[Start of section]

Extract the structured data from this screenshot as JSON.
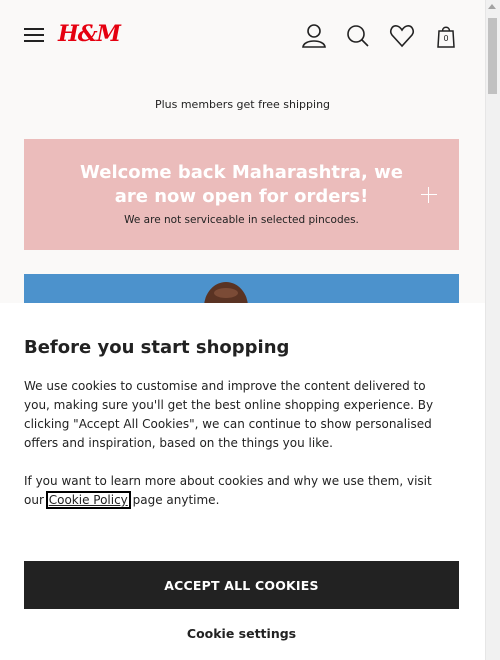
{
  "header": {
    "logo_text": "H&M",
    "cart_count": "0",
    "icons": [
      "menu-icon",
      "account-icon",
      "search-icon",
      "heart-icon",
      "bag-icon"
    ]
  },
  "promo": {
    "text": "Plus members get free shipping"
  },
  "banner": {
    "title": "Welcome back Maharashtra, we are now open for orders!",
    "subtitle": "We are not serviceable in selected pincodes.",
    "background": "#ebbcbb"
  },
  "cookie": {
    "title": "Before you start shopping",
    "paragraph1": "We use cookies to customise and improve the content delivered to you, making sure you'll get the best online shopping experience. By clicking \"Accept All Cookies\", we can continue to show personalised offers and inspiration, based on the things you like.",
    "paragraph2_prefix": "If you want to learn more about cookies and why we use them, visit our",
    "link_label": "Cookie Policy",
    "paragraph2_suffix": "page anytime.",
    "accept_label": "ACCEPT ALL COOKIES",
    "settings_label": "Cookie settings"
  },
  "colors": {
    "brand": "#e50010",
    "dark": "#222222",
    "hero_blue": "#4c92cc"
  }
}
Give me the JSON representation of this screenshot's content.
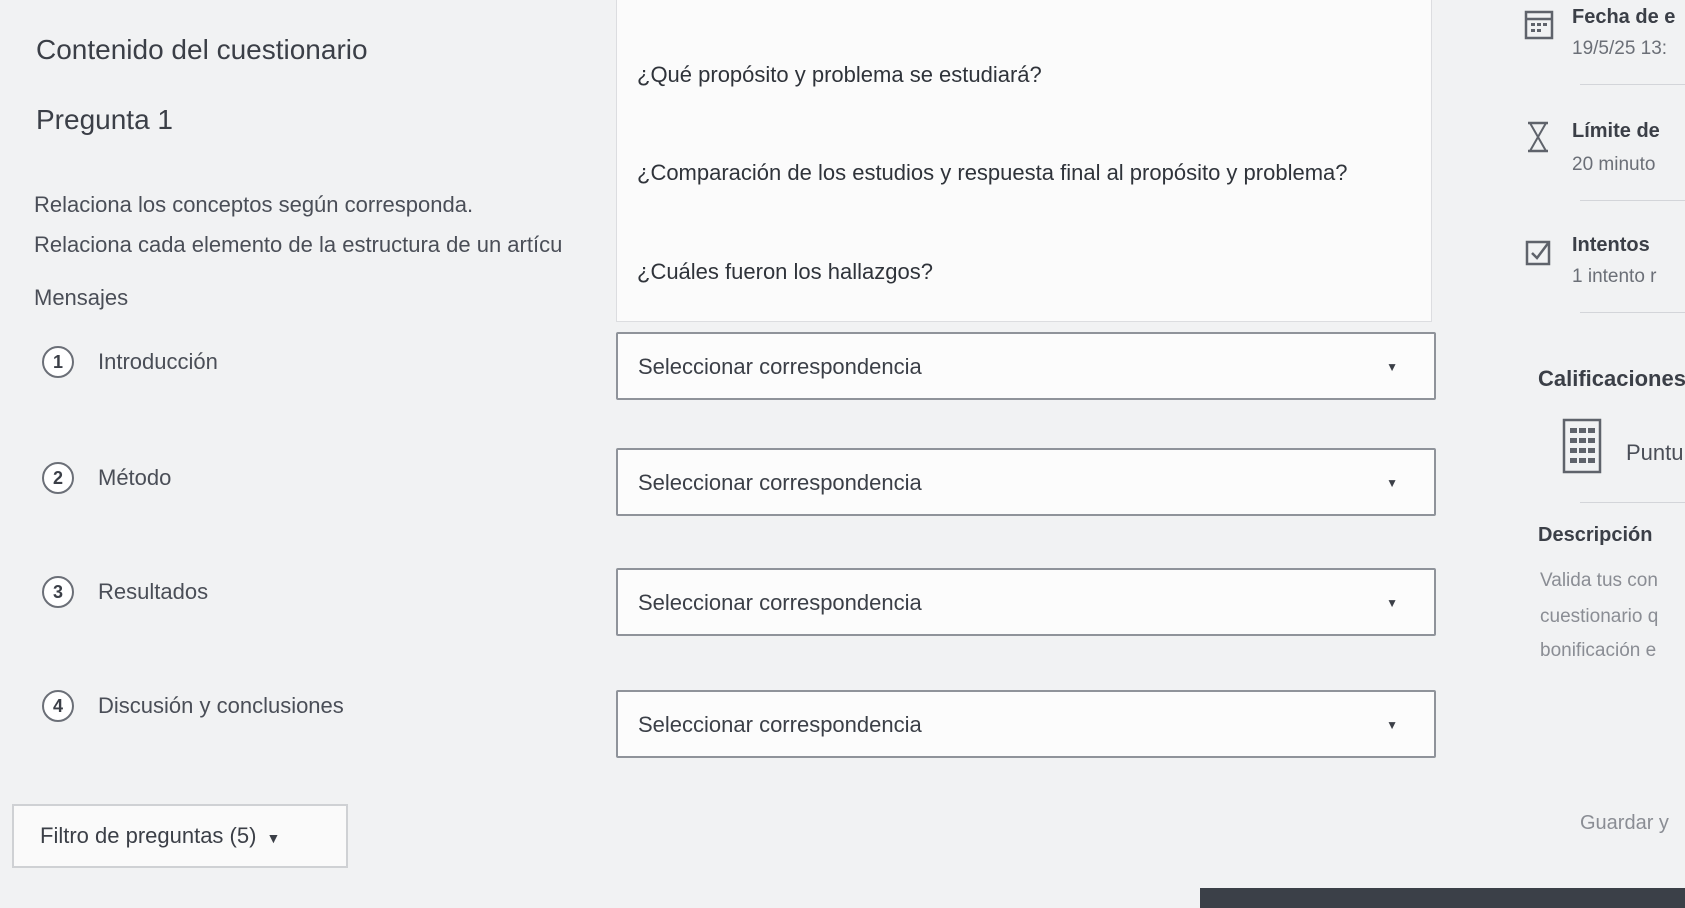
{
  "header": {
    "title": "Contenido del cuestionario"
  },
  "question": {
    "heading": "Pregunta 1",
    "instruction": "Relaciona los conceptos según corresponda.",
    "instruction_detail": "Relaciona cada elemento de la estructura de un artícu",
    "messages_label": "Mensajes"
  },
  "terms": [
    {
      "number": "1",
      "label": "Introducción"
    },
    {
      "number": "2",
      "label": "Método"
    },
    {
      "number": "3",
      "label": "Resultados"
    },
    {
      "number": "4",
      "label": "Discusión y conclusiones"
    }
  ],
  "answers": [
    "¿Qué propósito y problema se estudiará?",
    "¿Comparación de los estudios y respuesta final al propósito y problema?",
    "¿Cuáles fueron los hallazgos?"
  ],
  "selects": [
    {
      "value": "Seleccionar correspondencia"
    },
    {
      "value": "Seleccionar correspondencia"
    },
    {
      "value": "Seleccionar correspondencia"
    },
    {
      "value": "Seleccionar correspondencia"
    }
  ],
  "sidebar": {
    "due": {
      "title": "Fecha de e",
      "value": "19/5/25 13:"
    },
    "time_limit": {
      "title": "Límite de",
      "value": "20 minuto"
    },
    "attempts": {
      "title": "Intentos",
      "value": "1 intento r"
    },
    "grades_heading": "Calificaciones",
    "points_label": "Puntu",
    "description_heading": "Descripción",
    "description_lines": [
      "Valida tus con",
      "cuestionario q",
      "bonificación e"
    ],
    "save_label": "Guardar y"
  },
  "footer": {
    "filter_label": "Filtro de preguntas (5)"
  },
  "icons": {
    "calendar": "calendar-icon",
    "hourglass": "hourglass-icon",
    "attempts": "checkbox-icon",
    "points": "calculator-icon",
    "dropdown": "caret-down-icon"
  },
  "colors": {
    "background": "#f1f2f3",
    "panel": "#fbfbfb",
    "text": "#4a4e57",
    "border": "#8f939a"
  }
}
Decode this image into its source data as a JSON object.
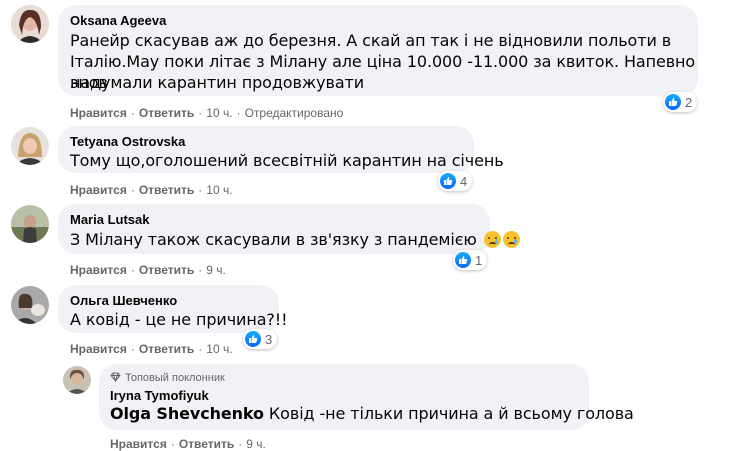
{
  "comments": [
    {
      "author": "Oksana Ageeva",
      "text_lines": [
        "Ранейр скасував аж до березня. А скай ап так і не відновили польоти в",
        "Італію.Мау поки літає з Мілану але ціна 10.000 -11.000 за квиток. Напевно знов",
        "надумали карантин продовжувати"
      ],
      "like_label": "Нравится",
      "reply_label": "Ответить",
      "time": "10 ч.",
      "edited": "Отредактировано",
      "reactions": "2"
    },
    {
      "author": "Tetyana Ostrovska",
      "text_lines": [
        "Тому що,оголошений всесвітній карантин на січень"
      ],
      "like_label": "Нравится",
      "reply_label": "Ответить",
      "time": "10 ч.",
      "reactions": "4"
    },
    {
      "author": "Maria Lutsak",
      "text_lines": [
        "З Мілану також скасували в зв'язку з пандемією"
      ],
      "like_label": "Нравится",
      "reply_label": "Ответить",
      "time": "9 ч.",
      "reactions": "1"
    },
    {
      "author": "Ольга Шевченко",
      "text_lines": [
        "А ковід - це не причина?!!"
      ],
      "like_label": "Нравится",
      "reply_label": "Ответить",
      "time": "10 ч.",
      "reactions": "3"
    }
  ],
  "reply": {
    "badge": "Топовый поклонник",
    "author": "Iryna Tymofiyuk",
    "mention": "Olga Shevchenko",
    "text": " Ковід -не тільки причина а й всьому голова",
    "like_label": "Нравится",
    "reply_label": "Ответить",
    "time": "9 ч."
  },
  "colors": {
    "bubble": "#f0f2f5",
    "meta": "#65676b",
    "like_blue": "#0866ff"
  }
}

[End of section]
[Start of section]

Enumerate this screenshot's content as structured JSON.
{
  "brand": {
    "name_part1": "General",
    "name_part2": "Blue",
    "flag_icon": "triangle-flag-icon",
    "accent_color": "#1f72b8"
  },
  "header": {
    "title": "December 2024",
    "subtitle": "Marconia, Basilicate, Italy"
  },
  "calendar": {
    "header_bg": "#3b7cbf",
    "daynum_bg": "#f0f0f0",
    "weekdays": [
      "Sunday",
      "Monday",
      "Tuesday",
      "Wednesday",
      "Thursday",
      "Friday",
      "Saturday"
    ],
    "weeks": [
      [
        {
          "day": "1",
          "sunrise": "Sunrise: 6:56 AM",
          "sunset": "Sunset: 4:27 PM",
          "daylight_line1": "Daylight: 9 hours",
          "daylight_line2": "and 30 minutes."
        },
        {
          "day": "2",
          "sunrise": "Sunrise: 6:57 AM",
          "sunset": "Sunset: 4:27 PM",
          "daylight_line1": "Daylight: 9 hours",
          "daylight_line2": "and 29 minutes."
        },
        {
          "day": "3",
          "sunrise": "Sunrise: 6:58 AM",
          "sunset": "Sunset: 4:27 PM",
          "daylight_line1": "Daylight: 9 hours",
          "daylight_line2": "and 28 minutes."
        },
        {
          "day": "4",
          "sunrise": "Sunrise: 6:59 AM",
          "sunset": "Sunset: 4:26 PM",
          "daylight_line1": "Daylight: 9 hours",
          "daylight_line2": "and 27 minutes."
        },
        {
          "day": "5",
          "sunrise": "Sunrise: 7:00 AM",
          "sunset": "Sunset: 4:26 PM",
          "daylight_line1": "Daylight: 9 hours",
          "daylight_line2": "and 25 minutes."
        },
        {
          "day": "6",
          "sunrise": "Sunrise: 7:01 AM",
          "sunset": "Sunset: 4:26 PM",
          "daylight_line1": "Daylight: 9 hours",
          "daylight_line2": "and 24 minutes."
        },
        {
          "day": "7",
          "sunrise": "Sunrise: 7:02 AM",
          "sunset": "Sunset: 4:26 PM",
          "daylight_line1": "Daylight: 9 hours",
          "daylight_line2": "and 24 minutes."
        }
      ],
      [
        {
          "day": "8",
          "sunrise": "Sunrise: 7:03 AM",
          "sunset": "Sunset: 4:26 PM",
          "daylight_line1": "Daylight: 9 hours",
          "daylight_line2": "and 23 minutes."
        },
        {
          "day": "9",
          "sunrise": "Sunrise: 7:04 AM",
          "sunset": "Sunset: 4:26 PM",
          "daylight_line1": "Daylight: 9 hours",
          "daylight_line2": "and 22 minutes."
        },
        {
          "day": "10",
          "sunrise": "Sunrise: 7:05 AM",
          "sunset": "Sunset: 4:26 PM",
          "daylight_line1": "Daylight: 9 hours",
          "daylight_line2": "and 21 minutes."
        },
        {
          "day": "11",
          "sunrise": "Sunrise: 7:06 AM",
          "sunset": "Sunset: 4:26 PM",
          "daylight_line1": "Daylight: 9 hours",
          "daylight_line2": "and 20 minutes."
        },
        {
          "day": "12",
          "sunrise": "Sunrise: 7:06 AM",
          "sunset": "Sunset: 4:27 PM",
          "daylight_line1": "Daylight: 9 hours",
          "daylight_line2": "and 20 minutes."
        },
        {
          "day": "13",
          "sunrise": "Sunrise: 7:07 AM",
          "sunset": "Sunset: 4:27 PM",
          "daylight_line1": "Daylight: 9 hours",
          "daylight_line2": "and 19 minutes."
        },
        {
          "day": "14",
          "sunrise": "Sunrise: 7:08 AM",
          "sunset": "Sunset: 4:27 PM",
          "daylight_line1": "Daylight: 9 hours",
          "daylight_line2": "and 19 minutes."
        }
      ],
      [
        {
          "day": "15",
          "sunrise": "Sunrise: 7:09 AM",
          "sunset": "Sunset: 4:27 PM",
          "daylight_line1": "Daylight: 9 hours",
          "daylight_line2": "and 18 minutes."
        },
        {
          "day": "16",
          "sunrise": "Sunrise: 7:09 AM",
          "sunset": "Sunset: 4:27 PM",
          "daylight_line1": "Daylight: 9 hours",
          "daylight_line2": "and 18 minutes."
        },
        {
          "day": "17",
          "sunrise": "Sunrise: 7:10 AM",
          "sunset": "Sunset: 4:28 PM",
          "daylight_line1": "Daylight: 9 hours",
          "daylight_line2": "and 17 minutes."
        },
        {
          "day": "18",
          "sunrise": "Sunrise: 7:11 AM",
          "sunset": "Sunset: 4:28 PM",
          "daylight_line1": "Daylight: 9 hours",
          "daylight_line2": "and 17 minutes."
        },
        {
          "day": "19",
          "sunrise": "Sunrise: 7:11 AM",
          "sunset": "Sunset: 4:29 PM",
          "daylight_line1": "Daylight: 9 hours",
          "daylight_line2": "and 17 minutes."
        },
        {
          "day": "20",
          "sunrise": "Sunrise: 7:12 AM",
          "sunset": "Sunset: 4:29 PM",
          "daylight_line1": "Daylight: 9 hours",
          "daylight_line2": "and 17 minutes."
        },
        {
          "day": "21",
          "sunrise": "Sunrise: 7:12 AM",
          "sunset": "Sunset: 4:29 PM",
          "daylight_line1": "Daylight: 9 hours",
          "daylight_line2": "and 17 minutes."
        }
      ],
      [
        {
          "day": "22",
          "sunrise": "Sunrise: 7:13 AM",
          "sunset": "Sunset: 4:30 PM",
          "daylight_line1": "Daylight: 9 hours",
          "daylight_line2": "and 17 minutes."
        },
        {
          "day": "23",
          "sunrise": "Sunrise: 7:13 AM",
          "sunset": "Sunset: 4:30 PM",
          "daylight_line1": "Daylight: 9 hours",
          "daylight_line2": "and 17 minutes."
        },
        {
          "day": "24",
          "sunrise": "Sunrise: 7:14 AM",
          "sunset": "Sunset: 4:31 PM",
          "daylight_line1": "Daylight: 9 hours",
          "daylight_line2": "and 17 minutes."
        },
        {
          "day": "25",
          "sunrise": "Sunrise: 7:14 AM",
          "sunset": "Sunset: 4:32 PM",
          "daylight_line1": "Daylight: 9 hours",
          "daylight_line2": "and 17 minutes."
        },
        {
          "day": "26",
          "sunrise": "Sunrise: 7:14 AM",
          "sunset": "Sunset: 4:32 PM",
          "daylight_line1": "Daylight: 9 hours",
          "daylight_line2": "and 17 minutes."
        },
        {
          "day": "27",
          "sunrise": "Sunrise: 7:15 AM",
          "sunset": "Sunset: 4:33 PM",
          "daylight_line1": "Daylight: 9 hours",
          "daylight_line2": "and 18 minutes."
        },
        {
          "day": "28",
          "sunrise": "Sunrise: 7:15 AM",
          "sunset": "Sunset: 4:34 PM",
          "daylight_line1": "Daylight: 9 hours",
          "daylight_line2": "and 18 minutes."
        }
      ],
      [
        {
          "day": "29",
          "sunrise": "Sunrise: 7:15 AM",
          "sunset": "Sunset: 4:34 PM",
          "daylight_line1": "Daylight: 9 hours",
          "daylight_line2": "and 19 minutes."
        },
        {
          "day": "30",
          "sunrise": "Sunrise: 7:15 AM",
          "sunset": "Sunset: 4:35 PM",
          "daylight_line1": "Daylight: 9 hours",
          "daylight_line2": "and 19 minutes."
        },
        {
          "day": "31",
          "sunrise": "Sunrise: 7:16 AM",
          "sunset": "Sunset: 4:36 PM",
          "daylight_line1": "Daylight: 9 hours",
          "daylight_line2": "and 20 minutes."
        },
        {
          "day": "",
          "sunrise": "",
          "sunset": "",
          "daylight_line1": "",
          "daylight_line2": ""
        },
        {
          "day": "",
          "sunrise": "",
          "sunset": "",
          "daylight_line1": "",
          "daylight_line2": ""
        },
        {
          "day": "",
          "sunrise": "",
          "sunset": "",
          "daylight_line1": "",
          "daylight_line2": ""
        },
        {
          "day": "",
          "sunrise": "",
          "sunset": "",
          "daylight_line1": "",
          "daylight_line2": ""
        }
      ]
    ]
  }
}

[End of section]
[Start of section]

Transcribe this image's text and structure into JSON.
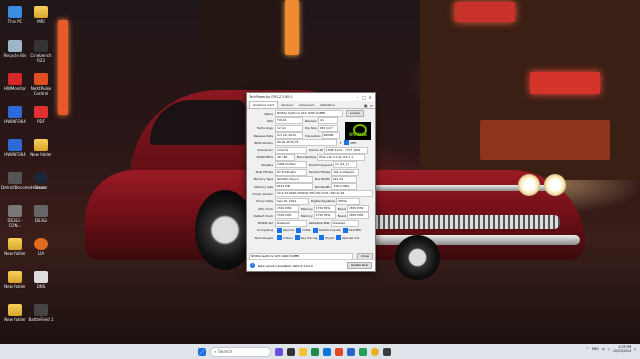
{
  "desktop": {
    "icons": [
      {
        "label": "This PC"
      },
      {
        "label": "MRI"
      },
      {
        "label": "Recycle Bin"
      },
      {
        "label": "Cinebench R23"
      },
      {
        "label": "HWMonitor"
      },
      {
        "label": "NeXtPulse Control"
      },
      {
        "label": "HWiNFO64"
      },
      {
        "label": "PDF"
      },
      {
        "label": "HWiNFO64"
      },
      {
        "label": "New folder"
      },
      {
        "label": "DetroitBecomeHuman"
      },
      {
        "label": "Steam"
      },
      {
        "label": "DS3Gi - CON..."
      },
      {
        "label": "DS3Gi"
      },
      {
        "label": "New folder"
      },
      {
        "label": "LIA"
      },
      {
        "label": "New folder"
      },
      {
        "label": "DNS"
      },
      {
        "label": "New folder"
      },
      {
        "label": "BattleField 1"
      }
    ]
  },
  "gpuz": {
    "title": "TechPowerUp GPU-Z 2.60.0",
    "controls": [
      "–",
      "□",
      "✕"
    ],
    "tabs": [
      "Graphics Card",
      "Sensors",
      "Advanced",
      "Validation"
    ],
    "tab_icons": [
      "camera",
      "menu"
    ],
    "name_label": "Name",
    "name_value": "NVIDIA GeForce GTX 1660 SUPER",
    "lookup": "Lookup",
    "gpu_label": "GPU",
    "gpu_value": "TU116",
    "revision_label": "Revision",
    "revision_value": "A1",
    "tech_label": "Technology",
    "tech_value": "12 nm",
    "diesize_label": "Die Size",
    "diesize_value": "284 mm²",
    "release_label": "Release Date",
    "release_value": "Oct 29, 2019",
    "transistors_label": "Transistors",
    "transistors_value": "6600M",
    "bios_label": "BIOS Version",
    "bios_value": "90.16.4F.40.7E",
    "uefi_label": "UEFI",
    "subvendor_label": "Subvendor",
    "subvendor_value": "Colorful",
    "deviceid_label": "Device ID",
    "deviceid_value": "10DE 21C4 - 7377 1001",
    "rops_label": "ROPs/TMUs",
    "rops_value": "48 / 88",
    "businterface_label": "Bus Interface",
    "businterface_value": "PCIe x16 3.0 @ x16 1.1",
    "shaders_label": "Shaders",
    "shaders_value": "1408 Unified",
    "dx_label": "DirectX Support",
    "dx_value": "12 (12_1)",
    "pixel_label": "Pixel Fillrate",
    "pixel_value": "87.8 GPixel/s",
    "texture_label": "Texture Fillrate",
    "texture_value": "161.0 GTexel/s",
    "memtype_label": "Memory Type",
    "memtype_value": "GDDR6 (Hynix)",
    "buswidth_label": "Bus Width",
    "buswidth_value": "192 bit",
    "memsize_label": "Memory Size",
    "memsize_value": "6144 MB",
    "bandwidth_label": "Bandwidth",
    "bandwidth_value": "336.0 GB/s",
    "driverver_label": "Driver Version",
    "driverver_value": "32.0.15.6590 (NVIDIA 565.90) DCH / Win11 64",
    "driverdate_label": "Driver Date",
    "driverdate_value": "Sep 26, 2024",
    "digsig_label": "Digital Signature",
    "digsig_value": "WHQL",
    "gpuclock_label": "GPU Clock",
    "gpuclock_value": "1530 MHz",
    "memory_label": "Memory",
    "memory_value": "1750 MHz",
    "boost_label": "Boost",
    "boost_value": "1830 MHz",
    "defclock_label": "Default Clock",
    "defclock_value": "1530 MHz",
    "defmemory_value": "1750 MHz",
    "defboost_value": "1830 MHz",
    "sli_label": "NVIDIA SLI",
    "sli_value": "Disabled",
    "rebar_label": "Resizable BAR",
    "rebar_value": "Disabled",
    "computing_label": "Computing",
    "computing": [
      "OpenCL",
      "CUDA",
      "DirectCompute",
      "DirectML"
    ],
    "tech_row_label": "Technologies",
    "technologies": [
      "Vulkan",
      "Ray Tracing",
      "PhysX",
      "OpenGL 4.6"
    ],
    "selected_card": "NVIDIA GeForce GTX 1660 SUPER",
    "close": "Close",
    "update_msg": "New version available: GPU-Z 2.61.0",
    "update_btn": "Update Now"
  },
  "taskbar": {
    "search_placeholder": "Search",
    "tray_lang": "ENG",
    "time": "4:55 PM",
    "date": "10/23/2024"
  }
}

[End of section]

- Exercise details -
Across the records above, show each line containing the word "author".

- Result of the exercise -
      "author": "Oksana Ageeva",
      "author": "Tetyana Ostrovska",
      "author": "Maria Lutsak",
      "author": "Ольга Шевченко",
    "author": "Iryna Tymofiyuk",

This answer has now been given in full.